We experienced a few typhoons, the most serious of which was Soulik, which caused 4 fatalities, and among other things, the largest offset ever recorded at the mass damper in Taipei 101. For us, the winds seemed similar or less severe than those we experienced during Igor, but the amount of rainfall was absolutely astounding.
When I started my master’s degree I had envisioned 3 experiments, each taking up a chapter. My plan was to write up the results of the first experiment while performing the second and so on until I had the bulk of my thesis written. It seemed easy, but it did not turn out that way! The combination of the traveling required to do some of my analyses, and a rocky start to a few of my first experiments resulted in the axing of my seemingly straightforward writing plan before I could begin. Rather than my nicely timed data flow, I ended up having a massive data set that came in all at once, which left me with lots of writing all piled up at the end of my time as a student.
Although it did not go as planned, I still learned a lot about managing a huge writing task. I figured out some things that kept me writing even when I had no data yet, and also discovered some strategies later on that I wish I had enacted right from the beginning. So without further ado, here are some ways to keep on top of things, even when it doesn’t end up going as planned!
I am pleased to announce that Chapter 2 of my master’s thesis has been accepted for publication in Geochimica et Cosmochimica Acta. It will be published in a special issue dedicated to the application of hydrogen isotopes as environmental recorders sometime soon! The title of the paper is Variable δD Values Among Major Biochemicals in Plants: Implications for Environmental Studies. I will post a link to the special issue once it is available.
Last installment, I touched on 3 ways to improve data organization. Today’s theme is “good weekly habits”.
I always found my weeks filled up quickly in graduate school. There were always experiments to set up and execute, results to analyze, and don’t forget your coursework! However, there are a few things you can do that demand less immediate attention, but have big pay offs in the long run. Attending seminars and other departmental gatherings, keeping up on the literature, and making sure you’re on track are all things that are easy to put off, but you shouldn’t let them fall by the wayside.

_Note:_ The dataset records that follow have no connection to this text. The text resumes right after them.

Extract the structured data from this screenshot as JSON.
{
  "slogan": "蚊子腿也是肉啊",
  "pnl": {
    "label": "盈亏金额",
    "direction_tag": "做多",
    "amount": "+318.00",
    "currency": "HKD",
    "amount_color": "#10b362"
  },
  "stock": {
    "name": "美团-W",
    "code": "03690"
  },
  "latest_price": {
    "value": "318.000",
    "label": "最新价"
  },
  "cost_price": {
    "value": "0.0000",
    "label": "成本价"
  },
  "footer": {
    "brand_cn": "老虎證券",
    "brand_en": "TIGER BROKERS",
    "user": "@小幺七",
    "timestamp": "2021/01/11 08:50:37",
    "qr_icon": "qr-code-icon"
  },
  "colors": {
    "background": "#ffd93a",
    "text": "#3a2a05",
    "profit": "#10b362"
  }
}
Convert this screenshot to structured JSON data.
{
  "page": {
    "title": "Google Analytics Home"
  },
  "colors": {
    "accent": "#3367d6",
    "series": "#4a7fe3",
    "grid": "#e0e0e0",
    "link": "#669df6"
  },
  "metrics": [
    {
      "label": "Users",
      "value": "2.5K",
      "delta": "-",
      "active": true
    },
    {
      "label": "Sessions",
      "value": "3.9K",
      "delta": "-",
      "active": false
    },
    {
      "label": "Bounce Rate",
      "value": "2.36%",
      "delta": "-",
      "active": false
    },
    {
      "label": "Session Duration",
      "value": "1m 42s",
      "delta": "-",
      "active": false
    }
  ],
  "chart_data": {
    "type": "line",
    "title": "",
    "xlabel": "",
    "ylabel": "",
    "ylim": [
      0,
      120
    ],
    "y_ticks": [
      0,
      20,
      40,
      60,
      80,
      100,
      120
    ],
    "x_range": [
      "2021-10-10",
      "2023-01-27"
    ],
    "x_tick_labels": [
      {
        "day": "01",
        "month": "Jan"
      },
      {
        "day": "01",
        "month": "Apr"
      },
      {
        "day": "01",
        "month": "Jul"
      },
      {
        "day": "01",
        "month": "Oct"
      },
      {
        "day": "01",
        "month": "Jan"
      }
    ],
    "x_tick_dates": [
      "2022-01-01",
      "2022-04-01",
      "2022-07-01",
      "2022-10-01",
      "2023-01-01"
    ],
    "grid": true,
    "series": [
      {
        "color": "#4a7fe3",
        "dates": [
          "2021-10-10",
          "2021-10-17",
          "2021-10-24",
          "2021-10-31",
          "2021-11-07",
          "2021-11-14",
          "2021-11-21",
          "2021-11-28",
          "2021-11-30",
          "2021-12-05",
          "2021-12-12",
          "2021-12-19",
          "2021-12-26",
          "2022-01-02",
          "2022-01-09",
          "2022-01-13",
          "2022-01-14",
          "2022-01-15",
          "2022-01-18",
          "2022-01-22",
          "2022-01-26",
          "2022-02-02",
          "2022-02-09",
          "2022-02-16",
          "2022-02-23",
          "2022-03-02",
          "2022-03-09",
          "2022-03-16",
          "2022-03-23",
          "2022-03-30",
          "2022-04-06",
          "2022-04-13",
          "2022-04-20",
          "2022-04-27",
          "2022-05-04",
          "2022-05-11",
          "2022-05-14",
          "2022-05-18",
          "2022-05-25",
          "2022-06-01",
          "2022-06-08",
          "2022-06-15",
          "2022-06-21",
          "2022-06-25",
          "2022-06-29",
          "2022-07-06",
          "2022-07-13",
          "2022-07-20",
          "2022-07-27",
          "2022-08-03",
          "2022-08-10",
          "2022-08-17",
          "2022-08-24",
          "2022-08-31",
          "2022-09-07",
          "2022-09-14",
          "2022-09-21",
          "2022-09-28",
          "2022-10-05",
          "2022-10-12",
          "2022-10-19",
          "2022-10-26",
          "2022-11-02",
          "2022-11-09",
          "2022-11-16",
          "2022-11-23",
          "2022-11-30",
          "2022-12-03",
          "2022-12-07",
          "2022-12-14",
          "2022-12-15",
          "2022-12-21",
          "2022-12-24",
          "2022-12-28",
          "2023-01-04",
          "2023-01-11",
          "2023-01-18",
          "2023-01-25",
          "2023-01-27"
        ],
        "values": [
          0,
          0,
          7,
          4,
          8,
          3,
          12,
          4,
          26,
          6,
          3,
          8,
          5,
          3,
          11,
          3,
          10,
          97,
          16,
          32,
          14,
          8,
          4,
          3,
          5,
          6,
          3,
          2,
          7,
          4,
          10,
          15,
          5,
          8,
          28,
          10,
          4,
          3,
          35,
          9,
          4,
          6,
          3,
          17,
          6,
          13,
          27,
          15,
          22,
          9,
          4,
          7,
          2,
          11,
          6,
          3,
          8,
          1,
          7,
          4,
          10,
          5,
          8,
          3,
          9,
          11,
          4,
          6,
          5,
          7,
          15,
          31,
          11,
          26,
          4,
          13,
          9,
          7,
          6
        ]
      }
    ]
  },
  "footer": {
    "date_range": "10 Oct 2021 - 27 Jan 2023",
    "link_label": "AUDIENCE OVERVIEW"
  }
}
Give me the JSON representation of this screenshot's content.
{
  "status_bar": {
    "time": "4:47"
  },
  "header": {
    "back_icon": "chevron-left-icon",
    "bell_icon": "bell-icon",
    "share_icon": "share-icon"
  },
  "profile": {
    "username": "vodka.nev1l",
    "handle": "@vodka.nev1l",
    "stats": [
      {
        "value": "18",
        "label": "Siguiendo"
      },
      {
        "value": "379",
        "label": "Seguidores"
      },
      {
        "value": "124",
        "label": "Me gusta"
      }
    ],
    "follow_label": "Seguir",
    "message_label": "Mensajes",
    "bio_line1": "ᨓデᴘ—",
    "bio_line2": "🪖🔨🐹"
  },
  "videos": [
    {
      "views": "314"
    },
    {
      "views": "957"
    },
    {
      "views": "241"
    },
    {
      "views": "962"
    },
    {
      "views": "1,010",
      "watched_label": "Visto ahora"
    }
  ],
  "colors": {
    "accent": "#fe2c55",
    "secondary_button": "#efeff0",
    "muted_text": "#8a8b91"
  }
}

One of the big reasons I wanted to complete a Master’s program rather than embarking on a Ph.D. immediately after my undergraduate studies was to get a handle on managing big projects. Everything in an undergraduate program is necessarily limited in scope to either one or two terms, and you don’t have to be particularly organized to get through that amount of time.